Andraž Bole: Yeah, I don’t know about the number here but it’s probably not that hard to find it. But I would say, at least in general, one of our VPs of tech, who’s also running the data science program at the local university of neuroscience, I was surprised actually how many women frequent the community, like picnics we do or talks or sessions, etc. But I’m sure there has to be a more efficient way of combining the two approaches that we talked about.

Ciprian Borodescu: Alright, Andraž, for the final special section on the podcast, lightning questions and answers, a series of fun, short questions that you have to answer really, really fast. Are you ready?

Andraž Bole: Oh, dear. How fast?

Ciprian Borodescu: Well, as fast as you can.

Andraž Bole: Okay.

Ciprian Borodescu: Game of Thrones or Lord of the Rings.

Andraž Bole: Lord of the Rings.

Ciprian Borodescu: Star Wars or Star Trek.

Andraž Bole: Star Trek.

Ciprian Borodescu: Okay, what’s your favorite movie?

Andraž Bole: Stalker by Tarkovsky.

Ciprian Borodescu: Okay. Where can we find that? Is it on Netflix?

Andraž Bole: Oh, no, it’s not on Netflix. It’s an old movie. I don’t even know if you can buy it, but for sure you can download it.

Ciprian Borodescu: Alright. Cats or dogs?

Andraž Bole: None.

Ciprian Borodescu: Care to venture an animal that you like or you don’t like animals in general?

Andraž Bole: No, I love them. It’s just that cats or dogs – I wouldn’t like either because there’s a ton of work with both.

Ciprian Borodescu: Okay. The last book you read.

Andraž Bole: The Limits of Mathematics by Gregory Chaitin.

Ciprian Borodescu: Okay, was it good?

Andraž Bole: Amazing.

Ciprian Borodescu: I also have a bonus question here. I wanted to ask you, if you were to pick between philosophy or AI, what would you pick?

Andraž Bole: Philosophy.

Ciprian Borodescu: Okay. Interesting. Why?

Andraž Bole: Oh, why?

Ciprian Borodescu: Yeah.

Andraž Bole: Because philosophy is a way of looking at the problem. In a way, its foundation is different from what can even be called AI. Because AI, in a lot of ways, deals with how you solve something, not how you look at a problem. So, no matter how developed any intelligence becomes, you could wager that philosophy will always… I mean, it’s a broader conversation about what people mean by philosophy, etc. But what I mean philosophy is, you know, the pre-Socratic, or the ancient Greek period, which is way closer to a philosophy of science, if you want to call it. But, you know, AI is just a small part of a grand take on how to view solutions in a computational manner or field, whereas philosophy is probably one of the most general approaches we have to how you can ask a question.
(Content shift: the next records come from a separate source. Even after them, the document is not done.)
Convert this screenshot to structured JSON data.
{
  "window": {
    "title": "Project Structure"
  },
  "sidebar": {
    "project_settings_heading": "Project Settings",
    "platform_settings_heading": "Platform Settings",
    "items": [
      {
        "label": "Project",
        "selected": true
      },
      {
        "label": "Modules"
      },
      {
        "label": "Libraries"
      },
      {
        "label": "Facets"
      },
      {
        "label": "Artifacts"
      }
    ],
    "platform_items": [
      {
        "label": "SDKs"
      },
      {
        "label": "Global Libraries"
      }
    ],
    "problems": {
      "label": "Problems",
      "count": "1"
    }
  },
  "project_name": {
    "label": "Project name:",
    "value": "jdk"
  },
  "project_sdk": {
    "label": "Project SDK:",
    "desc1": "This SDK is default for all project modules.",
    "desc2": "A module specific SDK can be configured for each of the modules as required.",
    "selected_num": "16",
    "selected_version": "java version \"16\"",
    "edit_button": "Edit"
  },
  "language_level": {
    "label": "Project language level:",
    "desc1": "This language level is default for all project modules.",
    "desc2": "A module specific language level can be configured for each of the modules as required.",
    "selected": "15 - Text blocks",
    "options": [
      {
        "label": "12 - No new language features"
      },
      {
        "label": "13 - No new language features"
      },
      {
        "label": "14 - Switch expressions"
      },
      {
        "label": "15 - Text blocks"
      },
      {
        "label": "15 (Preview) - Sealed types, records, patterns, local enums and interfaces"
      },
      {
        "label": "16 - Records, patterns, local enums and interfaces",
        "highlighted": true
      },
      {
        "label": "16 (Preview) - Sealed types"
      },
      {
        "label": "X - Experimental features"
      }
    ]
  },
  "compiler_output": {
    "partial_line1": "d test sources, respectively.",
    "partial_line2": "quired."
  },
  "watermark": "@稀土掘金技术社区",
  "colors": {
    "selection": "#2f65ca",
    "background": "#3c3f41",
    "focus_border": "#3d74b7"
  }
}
So, hopefully, AI will eventually evolve into one of the most general ways we can answer the questions that philosophy can ask.

Ciprian Borodescu: Cool, man. Cool. Andraž, it was a pleasure to have you, and thank you so much for sharing your wisdom with me and with us. How can people reach out to you for ideas and comments?

Andraž Bole: So, first of all, thank you, Ciprian, for the opportunity. For ideas and comments, they can hit me up on LinkedIn or my email – it’s on the LinkedIn page. So, I’m more than happy to engage in, you know, whatever discussions or other shenanigans there.

Ciprian Borodescu: Awesome! Thank you, so much.

Andraž Bole: Take care.